But over Yugoslavia the theories of prime ministerial power and parliamentary ineffectiveness have worked - so far. Partly this is because we are, however unwisely and indeed illegally, fighting a war. The Labour Party has been docile, with the Left split, and the Conservative Party ineffectual, with Mr William Hague trying to follow public opinion with all the delicacy of Peter Sellers as Clouseau stalking a criminal in darkest Montmartre.
It is not true that oppositions always support governments over wars. It has not been true even in the post-1945 period. Hugh Gaitskell and Labour opposed Anthony Eden's Suez adventure, though it is still a matter of argument among historians about whether he changed his mind after offering Eden his initial support. What is not argued about, because no one seems to have noticed, is whether Michael Foot behaved similarly towards Margaret Thatcher over the Falklands. In that first emergency debate he was undoubtedly in favour of decisive military action. As the conflict progressed, however, he attacked her for bypassing the United Nations and, in particular, for not treating more seriously the "Peruvian terms". Denis Healey was more pacific still.
What Mrs Margaret Beckett says is also untrue: that it has "long been the tradition of the House" that, once British troops are engaged in conflict, no substantive motion is allowed which "might cast doubt on our support for our troops". She was corrected by Sir Peter Tapsell, citing the Maurice munitions debate in the First World War and the Wardlaw-Milne motion of censure on Winston Churchill in the Second.
Sir Peter might have added that Neville Chamberlain fell and was succeeded by Churchill after an inadequate though winning vote on the motion for the adjournment. On that occasion a motion of censure was first considered but then rejected for reasons of political tactics - that it would attract support for Chamberlain - rather than of constitutional impropriety.

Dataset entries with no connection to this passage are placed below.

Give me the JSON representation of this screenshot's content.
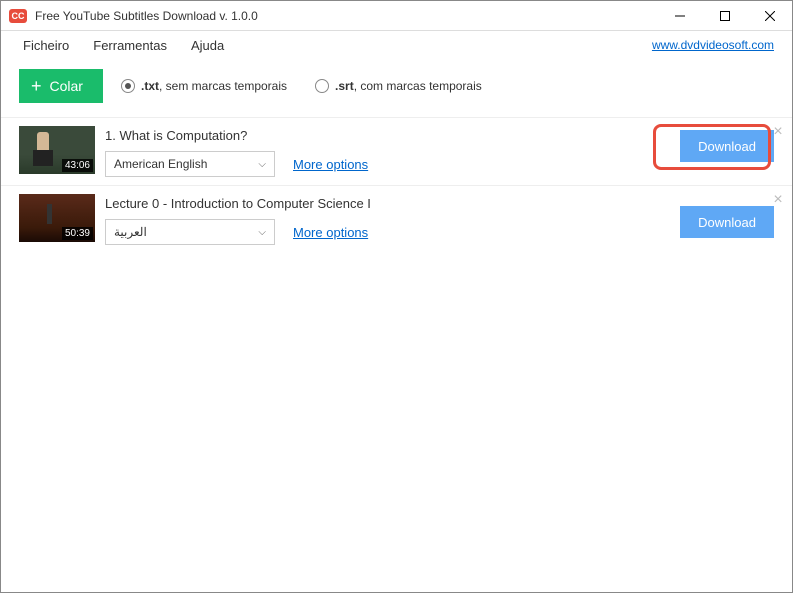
{
  "window": {
    "icon_text": "CC",
    "title": "Free YouTube Subtitles Download v. 1.0.0"
  },
  "menu": {
    "file": "Ficheiro",
    "tools": "Ferramentas",
    "help": "Ajuda",
    "site_link": "www.dvdvideosoft.com"
  },
  "toolbar": {
    "paste_label": "Colar",
    "format_txt_bold": ".txt",
    "format_txt_rest": ", sem marcas temporais",
    "format_srt_bold": ".srt",
    "format_srt_rest": ", com marcas temporais"
  },
  "items": [
    {
      "title": "1. What is Computation?",
      "language": "American English",
      "duration": "43:06",
      "more": "More options",
      "download": "Download"
    },
    {
      "title": "Lecture 0 - Introduction to Computer Science I",
      "language": "العربية",
      "duration": "50:39",
      "more": "More options",
      "download": "Download"
    }
  ]
}
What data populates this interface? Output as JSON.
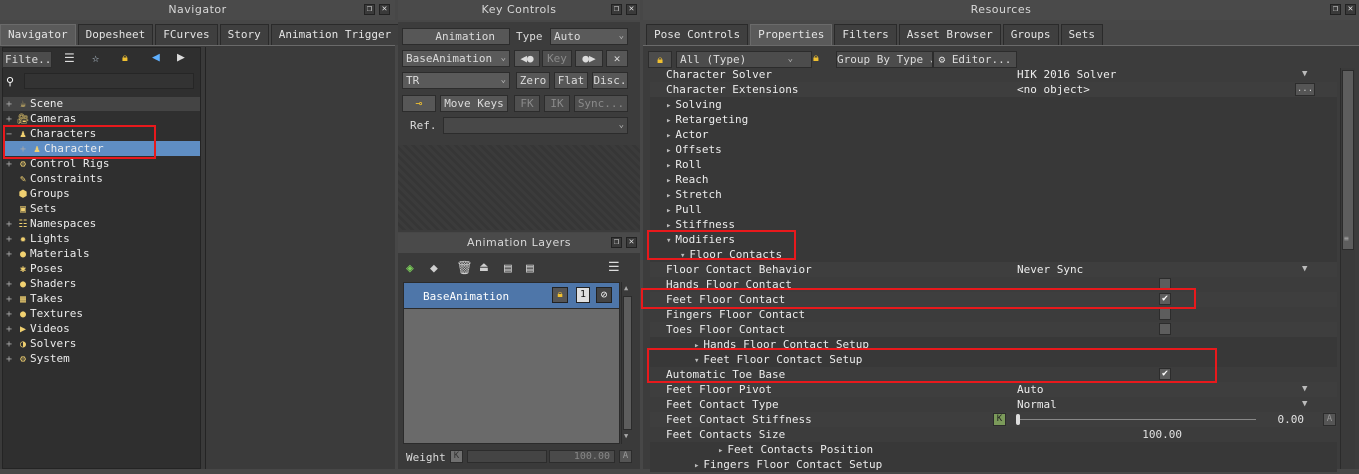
{
  "navigator": {
    "title": "Navigator",
    "tabs": [
      "Navigator",
      "Dopesheet",
      "FCurves",
      "Story",
      "Animation Trigger"
    ],
    "filter_label": "Filte...",
    "tree": [
      {
        "label": "Scene",
        "expander": "+"
      },
      {
        "label": "Cameras",
        "expander": "+"
      },
      {
        "label": "Characters",
        "expander": "−"
      },
      {
        "label": "Character",
        "expander": "+"
      },
      {
        "label": "Control Rigs",
        "expander": "+"
      },
      {
        "label": "Constraints",
        "expander": ""
      },
      {
        "label": "Groups",
        "expander": ""
      },
      {
        "label": "Sets",
        "expander": ""
      },
      {
        "label": "Namespaces",
        "expander": "+"
      },
      {
        "label": "Lights",
        "expander": "+"
      },
      {
        "label": "Materials",
        "expander": "+"
      },
      {
        "label": "Poses",
        "expander": ""
      },
      {
        "label": "Shaders",
        "expander": "+"
      },
      {
        "label": "Takes",
        "expander": "+"
      },
      {
        "label": "Textures",
        "expander": "+"
      },
      {
        "label": "Videos",
        "expander": "+"
      },
      {
        "label": "Solvers",
        "expander": "+"
      },
      {
        "label": "System",
        "expander": "+"
      }
    ]
  },
  "key_controls": {
    "title": "Key Controls",
    "animation_label": "Animation",
    "type_label": "Type",
    "type_value": "Auto",
    "base_animation": "BaseAnimation",
    "key_label": "Key",
    "tr_value": "TR",
    "zero": "Zero",
    "flat": "Flat",
    "disc": "Disc.",
    "move_keys": "Move Keys",
    "fk": "FK",
    "ik": "IK",
    "sync": "Sync...",
    "ref_label": "Ref."
  },
  "animation_layers": {
    "title": "Animation Layers",
    "layer_name": "BaseAnimation",
    "layer_number": "1",
    "weight_label": "Weight",
    "weight_key": "K",
    "weight_value": "100.00",
    "weight_anim": "A"
  },
  "resources": {
    "title": "Resources",
    "tabs": [
      "Pose Controls",
      "Properties",
      "Filters",
      "Asset Browser",
      "Groups",
      "Sets"
    ],
    "filter_value": "All (Type)",
    "group_by": "Group By Type",
    "editor": "Editor...",
    "properties": [
      {
        "label": "Character Solver",
        "value": "HIK 2016 Solver",
        "kind": "dropdown",
        "indent": 0
      },
      {
        "label": "Character Extensions",
        "value": "<no object>",
        "kind": "browse",
        "indent": 0
      },
      {
        "label": "Solving",
        "kind": "group",
        "indent": 1,
        "arrow": "▸"
      },
      {
        "label": "Retargeting",
        "kind": "group",
        "indent": 1,
        "arrow": "▸"
      },
      {
        "label": "Actor",
        "kind": "group",
        "indent": 1,
        "arrow": "▸"
      },
      {
        "label": "Offsets",
        "kind": "group",
        "indent": 1,
        "arrow": "▸"
      },
      {
        "label": "Roll",
        "kind": "group",
        "indent": 1,
        "arrow": "▸"
      },
      {
        "label": "Reach",
        "kind": "group",
        "indent": 1,
        "arrow": "▸"
      },
      {
        "label": "Stretch",
        "kind": "group",
        "indent": 1,
        "arrow": "▸"
      },
      {
        "label": "Pull",
        "kind": "group",
        "indent": 1,
        "arrow": "▸"
      },
      {
        "label": "Stiffness",
        "kind": "group",
        "indent": 1,
        "arrow": "▸"
      },
      {
        "label": "Modifiers",
        "kind": "group",
        "indent": 1,
        "arrow": "▾"
      },
      {
        "label": "Floor Contacts",
        "kind": "group",
        "indent": 2,
        "arrow": "▾"
      },
      {
        "label": "Floor Contact Behavior",
        "value": "Never Sync",
        "kind": "dropdown",
        "indent": 0
      },
      {
        "label": "Hands Floor Contact",
        "kind": "check",
        "checked": false,
        "indent": 0
      },
      {
        "label": "Feet Floor Contact",
        "kind": "check",
        "checked": true,
        "indent": 0
      },
      {
        "label": "Fingers Floor Contact",
        "kind": "check",
        "checked": false,
        "indent": 0
      },
      {
        "label": "Toes Floor Contact",
        "kind": "check",
        "checked": false,
        "indent": 0
      },
      {
        "label": "Hands Floor Contact Setup",
        "kind": "group",
        "indent": 3,
        "arrow": "▸"
      },
      {
        "label": "Feet Floor Contact Setup",
        "kind": "group",
        "indent": 3,
        "arrow": "▾"
      },
      {
        "label": "Automatic Toe Base",
        "kind": "check",
        "checked": true,
        "indent": 0
      },
      {
        "label": "Feet Floor Pivot",
        "value": "Auto",
        "kind": "dropdown",
        "indent": 0
      },
      {
        "label": "Feet Contact Type",
        "value": "Normal",
        "kind": "dropdown",
        "indent": 0
      },
      {
        "label": "Feet Contact Stiffness",
        "value": "0.00",
        "kind": "slider",
        "indent": 0,
        "key": "K",
        "anim": "A"
      },
      {
        "label": "Feet Contacts Size",
        "value": "100.00",
        "kind": "number",
        "indent": 0
      },
      {
        "label": "Feet Contacts Position",
        "kind": "group",
        "indent": 4,
        "arrow": "▸"
      },
      {
        "label": "Fingers Floor Contact Setup",
        "kind": "group",
        "indent": 3,
        "arrow": "▸"
      }
    ]
  },
  "colors": {
    "highlight_red": "#e8191c",
    "selection": "#5f8ec4"
  }
}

Parliament has been dying for a long time. Then, just as the Co-op chapel of rest has been booked for the body and the ham has been ordered for the sandwiches, it sits up in bed and asks for a cup of tea. This is what it did last week over the invalids' benefit. It is what it may yet do over the bombing of Yugoslavia. This outcome will require some political courage on the part not only of government backbenchers but of Mr Hague. So far this has not been forthcoming.Reuse content